The war on standards, military justice edition

Black members of the military services are disciplined more frequently than white military services members. This fact isn’t surprising. Black public school students are disciplined more frequently than white public students. Black civilians commit a disproportionate number of homicides and other violent crimes.

There is no reason to infer discrimination from the fact that blacks are disciplined by the military to a disproportionate degree. It might well be that blacks are disciplined more frequently because they commit more offenses.

Yet, Rep. Jackie Speier, chair of the House Armed Services Committee’s military personnel subcommittee, is demanding that senior defense officials acknowledge that the military justice system is biased. The hearing she held this week was called “Racial Disparity in the Military Justice System — How to Fix the Culture.”

But does the military culture need fixing in this regard? Nothing in this report by the Washington Post about the hearing suggests that it does.

Judging from the Post’s report, the best Speier could do was to sniff that “the results [of the military justice system] are repugnant.” But they are repugnant only if they are unjust. And they are unjust only if black personnel are being wrongfully charged or convicted to a disproportionate degree or if white personnel are disproportionately being let off the hook improperly.

Lt. Gen. Charles Pede, the Army judge advocate general, testified that “my experience tells me that we have an extraordinarily healthy system of justice.” He added, however, that “we simply do not know what we don’t know.”

Fair enough. There would be nothing wrong with a fair-minded investigation into whether systemic racial bias exists in the military discipline system. That investigation wouldn’t focus on numbers, but instead on whether a close examination of individual cases reveals a pattern of disparate treatment of similarly situated personnel based on race.

However, Pede seemed to skip that step. He told the subcommittee “it is our job to discover what needs fixing and to fix it.”

No, his proper job is to determine whether anything needs fixing and, if so, to fix it. Mere numerical disparities aren’t evidence that anything needs to be fixed.

The view that they are suggests a willingness to use, de facto, two different disciplinary standards — one for whites and a more lenient one for blacks — in order to make the numbers come out right. (As we have pointed out many times in many contexts, per Jim Scanlan, a lowering of standards for all groups might well increase the disparity in racial outcomes.) This would amount to systemic discrimination in favor of blacks in the administration of military justice.
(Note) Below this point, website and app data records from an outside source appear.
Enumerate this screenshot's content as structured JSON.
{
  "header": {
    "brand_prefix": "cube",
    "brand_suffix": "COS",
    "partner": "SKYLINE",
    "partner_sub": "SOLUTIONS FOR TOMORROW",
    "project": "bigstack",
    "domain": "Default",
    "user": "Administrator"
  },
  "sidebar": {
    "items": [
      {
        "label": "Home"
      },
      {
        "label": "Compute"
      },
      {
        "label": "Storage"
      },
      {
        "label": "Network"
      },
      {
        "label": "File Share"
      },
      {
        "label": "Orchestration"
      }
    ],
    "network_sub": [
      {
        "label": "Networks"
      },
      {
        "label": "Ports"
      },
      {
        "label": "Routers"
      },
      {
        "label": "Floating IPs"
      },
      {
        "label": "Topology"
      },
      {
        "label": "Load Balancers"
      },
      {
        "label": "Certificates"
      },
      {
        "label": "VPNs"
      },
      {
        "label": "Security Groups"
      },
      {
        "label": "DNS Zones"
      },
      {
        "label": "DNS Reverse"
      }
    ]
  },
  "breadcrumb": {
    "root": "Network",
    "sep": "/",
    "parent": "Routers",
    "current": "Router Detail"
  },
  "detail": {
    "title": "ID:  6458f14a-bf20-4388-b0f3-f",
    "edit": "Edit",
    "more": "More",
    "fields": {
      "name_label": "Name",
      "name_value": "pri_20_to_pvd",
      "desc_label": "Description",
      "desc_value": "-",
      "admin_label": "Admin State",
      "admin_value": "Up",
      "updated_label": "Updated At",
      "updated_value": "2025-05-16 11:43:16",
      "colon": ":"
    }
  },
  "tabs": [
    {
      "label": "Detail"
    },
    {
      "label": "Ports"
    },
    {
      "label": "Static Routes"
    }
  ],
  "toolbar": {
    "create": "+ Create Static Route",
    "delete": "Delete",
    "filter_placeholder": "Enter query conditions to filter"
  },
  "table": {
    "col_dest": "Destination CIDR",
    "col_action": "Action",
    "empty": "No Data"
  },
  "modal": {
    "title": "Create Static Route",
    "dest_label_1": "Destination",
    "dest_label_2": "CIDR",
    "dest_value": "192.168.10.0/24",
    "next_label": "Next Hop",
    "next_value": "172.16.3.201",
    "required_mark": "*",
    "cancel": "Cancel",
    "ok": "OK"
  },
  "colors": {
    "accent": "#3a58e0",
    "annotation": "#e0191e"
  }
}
Such a regime wouldn’t simply be unjust; it would tend to undermine the military. I hope we haven’t reached the point where our military can be browbeaten by the left into going this far.